** YOUR INSTRUCTIONS **
Copy each line of the records below that has "Help" in it.

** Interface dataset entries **
##########

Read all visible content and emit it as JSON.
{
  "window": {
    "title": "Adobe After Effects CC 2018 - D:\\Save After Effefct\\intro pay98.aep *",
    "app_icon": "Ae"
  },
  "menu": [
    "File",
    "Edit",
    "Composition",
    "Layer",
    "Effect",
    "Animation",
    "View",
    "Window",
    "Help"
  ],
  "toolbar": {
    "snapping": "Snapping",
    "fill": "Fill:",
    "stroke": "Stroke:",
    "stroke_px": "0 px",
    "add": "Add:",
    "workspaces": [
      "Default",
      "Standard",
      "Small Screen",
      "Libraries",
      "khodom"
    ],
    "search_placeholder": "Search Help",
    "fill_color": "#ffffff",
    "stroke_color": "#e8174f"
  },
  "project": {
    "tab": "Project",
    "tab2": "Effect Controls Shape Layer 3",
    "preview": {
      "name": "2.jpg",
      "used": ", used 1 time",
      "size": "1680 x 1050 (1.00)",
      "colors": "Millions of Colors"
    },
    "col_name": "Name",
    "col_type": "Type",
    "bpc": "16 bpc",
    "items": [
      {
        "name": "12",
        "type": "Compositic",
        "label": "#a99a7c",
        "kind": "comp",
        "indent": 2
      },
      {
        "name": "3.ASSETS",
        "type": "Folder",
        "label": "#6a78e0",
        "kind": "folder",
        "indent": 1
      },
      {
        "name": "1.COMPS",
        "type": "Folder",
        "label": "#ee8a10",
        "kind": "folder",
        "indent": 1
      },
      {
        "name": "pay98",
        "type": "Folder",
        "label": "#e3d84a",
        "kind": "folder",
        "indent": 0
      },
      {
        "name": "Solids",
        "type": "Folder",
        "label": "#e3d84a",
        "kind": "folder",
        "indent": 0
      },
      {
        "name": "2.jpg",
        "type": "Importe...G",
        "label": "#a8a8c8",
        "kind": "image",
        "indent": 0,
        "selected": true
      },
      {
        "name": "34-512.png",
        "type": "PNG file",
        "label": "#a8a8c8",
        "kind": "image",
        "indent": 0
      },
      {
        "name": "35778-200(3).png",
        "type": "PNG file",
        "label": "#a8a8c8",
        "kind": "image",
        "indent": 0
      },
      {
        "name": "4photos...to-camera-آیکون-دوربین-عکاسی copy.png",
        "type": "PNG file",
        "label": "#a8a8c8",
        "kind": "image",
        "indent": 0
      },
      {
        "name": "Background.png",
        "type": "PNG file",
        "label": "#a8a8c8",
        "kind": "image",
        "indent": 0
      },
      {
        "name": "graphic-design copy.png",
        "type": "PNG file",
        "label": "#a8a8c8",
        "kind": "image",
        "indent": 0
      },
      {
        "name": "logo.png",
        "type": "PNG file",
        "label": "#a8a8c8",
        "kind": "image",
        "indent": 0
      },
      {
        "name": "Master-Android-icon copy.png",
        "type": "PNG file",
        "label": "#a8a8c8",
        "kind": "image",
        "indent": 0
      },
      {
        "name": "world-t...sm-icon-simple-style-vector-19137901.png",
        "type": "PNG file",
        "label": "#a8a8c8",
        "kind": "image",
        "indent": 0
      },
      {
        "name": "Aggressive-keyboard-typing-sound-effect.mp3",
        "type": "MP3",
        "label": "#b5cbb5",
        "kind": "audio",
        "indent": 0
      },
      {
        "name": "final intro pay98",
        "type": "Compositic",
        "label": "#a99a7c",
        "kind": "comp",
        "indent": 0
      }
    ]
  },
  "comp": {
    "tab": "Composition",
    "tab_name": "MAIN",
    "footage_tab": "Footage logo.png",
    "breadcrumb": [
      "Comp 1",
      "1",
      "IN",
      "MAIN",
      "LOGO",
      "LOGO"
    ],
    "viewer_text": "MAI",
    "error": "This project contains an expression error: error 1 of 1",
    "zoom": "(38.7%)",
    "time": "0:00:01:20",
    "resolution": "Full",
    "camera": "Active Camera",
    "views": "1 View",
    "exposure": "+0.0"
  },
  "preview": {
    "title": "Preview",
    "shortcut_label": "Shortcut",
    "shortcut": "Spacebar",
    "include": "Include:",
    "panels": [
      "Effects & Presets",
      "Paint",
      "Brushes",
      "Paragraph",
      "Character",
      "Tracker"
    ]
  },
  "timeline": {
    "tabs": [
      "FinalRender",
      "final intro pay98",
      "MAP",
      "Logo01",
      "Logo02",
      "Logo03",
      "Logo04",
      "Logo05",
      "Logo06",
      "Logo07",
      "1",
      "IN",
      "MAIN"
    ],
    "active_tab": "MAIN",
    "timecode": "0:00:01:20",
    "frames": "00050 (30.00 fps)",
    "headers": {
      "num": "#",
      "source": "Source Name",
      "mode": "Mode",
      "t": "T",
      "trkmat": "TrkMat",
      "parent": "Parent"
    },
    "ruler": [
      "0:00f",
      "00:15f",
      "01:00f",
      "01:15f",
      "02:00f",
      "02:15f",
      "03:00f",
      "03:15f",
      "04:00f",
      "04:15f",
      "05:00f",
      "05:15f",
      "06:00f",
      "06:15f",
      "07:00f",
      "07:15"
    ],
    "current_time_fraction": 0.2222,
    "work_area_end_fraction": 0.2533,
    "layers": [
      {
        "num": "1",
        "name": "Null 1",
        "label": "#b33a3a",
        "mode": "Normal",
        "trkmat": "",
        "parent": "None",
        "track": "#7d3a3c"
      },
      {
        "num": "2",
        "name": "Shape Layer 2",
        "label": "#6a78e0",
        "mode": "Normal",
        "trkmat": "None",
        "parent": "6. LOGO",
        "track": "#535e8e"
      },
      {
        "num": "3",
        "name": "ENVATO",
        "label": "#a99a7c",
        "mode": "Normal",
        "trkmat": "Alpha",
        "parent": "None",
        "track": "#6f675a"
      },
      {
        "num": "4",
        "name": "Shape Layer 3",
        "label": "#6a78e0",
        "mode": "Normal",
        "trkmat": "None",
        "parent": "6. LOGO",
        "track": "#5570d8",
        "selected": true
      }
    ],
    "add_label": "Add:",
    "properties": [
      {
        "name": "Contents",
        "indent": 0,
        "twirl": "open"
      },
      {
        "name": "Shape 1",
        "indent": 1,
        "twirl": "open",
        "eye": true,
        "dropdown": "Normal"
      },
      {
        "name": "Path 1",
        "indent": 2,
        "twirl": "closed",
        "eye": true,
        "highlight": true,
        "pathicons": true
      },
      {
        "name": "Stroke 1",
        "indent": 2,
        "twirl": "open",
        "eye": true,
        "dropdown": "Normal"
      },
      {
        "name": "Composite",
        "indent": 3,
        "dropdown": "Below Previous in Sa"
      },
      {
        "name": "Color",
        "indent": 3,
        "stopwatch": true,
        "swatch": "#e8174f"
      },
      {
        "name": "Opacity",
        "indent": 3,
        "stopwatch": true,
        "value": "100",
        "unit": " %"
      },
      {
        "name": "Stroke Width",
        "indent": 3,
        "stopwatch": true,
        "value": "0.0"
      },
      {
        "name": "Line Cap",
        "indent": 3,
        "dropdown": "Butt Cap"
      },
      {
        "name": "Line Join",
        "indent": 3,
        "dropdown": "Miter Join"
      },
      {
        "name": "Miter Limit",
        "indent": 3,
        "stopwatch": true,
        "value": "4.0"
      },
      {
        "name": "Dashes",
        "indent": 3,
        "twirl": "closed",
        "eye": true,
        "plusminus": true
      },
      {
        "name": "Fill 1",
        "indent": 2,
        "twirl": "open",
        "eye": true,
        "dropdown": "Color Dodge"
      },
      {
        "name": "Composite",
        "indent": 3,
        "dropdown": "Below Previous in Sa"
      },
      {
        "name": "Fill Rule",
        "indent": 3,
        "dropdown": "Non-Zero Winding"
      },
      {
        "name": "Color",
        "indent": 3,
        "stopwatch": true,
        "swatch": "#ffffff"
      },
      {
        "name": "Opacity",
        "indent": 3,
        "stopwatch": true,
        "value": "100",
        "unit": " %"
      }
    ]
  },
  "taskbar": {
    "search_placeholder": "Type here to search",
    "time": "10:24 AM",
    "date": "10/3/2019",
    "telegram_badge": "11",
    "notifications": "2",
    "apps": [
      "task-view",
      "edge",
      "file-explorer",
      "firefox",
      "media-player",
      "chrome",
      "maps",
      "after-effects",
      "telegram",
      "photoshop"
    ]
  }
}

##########

** RESPONSE BOX **
    "Help"
    "search_placeholder": "Search Help",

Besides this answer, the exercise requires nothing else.